## Work to complete
Go through the material line by line and copy each one with the word "this".

## Input data
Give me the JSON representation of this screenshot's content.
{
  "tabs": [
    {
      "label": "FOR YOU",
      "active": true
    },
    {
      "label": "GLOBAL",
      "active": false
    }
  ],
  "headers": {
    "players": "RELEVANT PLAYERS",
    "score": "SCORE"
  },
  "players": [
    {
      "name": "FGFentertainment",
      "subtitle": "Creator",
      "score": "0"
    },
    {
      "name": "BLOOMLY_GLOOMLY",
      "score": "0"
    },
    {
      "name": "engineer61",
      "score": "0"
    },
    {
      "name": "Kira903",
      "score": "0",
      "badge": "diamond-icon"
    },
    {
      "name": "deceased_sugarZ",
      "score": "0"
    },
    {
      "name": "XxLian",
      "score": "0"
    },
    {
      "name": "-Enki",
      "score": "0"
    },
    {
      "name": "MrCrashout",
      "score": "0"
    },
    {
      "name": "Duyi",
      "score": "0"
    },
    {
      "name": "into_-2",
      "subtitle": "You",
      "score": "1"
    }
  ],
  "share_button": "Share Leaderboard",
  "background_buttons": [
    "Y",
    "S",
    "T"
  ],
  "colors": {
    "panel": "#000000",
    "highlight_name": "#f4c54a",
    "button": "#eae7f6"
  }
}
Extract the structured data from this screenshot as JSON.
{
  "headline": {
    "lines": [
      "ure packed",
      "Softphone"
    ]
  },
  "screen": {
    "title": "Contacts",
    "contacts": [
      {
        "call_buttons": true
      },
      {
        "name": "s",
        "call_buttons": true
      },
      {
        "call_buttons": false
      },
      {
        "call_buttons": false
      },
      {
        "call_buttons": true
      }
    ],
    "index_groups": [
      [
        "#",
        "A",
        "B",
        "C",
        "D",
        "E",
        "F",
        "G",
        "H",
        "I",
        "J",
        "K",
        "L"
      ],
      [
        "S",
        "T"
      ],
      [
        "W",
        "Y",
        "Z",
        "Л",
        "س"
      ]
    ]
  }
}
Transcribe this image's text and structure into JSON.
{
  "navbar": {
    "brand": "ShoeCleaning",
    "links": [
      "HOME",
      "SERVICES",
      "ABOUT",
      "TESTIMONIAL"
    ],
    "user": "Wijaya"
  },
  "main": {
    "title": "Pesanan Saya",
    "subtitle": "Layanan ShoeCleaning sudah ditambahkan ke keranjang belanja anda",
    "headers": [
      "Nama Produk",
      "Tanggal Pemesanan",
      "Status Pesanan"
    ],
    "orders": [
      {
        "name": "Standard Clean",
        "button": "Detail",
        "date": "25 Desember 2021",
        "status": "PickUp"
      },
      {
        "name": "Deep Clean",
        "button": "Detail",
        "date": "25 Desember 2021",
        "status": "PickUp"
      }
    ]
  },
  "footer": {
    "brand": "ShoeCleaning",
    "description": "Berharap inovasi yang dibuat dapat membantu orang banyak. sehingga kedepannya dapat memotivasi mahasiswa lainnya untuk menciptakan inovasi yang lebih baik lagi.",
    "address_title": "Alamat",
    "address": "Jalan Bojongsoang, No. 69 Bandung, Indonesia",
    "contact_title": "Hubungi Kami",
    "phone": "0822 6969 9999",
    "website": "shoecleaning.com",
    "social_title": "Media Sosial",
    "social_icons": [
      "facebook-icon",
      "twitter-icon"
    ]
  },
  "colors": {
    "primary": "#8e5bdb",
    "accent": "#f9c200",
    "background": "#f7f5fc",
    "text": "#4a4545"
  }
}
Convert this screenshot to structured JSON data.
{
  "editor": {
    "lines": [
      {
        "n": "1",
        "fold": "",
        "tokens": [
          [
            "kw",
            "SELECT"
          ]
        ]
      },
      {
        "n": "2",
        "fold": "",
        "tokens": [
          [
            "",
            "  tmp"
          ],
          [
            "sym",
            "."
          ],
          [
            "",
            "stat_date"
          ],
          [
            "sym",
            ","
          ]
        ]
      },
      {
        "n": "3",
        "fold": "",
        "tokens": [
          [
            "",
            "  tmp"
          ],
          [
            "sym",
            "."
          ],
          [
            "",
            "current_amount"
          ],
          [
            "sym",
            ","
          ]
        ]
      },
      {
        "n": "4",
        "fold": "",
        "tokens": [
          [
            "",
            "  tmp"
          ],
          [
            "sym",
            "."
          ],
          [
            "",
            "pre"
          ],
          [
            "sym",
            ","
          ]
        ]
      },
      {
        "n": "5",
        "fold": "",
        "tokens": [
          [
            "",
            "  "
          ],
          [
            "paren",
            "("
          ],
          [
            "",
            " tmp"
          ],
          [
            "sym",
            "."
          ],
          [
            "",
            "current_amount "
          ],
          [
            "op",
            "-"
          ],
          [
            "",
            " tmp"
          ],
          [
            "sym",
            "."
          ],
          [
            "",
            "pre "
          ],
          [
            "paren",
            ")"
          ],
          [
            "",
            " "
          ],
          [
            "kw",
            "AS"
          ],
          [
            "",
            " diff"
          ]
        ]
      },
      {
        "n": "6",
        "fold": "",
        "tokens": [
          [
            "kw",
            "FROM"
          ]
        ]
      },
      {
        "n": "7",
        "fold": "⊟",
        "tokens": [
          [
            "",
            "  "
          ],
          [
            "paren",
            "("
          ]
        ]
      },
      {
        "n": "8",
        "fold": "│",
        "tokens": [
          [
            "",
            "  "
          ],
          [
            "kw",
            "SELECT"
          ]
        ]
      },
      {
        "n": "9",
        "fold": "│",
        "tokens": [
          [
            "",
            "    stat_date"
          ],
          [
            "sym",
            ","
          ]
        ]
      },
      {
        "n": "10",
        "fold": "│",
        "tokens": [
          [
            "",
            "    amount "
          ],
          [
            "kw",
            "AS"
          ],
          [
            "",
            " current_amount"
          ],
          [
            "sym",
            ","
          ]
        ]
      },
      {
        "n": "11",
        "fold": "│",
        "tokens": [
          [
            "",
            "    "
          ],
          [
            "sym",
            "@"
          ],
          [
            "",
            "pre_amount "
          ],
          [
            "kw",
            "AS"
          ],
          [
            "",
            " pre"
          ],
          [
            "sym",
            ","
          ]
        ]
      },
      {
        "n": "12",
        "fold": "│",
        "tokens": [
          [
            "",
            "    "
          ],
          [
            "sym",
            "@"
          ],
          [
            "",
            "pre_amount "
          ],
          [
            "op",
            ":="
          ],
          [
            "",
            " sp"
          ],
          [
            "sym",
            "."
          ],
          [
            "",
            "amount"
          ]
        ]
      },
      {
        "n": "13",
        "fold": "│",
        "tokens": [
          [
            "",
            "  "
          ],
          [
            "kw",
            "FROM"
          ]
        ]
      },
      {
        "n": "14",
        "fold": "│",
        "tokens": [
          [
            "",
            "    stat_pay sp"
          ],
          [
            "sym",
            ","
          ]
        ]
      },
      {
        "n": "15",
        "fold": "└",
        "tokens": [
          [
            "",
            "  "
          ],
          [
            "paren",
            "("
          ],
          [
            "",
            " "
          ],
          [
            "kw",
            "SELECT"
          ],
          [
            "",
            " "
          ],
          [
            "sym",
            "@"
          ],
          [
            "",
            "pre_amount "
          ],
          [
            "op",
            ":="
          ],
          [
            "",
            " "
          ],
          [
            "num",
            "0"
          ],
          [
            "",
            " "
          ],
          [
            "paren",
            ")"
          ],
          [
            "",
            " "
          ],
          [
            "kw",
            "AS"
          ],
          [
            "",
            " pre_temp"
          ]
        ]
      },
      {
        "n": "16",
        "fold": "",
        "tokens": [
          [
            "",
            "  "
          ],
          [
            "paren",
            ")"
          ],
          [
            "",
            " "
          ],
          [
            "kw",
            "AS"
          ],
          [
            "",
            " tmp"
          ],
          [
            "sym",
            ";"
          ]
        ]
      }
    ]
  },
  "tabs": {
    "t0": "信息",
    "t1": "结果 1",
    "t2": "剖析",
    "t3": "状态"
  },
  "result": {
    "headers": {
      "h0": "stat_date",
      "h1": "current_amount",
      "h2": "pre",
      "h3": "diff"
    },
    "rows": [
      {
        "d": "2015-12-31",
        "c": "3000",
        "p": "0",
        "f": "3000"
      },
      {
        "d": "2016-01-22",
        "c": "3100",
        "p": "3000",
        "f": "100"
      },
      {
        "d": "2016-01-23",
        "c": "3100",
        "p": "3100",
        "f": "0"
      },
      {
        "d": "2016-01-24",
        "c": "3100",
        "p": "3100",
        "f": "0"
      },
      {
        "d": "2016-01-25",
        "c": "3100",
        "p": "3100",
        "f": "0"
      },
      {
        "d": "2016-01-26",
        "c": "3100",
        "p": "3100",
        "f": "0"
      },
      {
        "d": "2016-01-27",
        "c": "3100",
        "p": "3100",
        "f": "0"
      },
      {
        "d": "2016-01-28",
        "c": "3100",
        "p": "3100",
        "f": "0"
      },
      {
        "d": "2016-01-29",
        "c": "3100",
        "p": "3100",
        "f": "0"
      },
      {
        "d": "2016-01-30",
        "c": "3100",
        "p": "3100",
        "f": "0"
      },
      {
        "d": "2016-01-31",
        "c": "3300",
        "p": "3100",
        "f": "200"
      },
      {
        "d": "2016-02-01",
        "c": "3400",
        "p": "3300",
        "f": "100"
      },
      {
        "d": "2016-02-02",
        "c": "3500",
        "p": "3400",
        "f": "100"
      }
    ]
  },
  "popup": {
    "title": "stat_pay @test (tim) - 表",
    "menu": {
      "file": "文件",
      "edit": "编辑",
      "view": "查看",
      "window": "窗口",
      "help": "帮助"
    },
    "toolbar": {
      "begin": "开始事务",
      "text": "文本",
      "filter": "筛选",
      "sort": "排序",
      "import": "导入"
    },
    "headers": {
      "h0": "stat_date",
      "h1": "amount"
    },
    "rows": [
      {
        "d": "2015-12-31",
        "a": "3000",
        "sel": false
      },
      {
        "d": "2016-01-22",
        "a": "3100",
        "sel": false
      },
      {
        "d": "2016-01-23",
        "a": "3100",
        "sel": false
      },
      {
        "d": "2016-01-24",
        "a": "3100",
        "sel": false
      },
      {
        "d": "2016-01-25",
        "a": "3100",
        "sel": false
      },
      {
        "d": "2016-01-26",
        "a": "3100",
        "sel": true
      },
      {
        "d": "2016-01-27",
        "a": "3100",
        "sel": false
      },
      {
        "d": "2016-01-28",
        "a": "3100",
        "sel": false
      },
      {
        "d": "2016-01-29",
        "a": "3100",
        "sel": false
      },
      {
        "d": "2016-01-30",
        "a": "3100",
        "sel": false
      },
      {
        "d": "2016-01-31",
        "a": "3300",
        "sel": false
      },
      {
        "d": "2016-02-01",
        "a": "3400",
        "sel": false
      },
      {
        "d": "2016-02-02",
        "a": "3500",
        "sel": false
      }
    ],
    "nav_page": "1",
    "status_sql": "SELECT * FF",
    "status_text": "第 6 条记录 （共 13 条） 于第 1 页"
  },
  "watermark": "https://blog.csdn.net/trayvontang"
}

## The completed task
Give me the JSON representation of this screenshot's content.
Extract the structured data from this screenshot as JSON.
Transcribe this image's text and structure into JSON.
Convert this screenshot to structured JSON data.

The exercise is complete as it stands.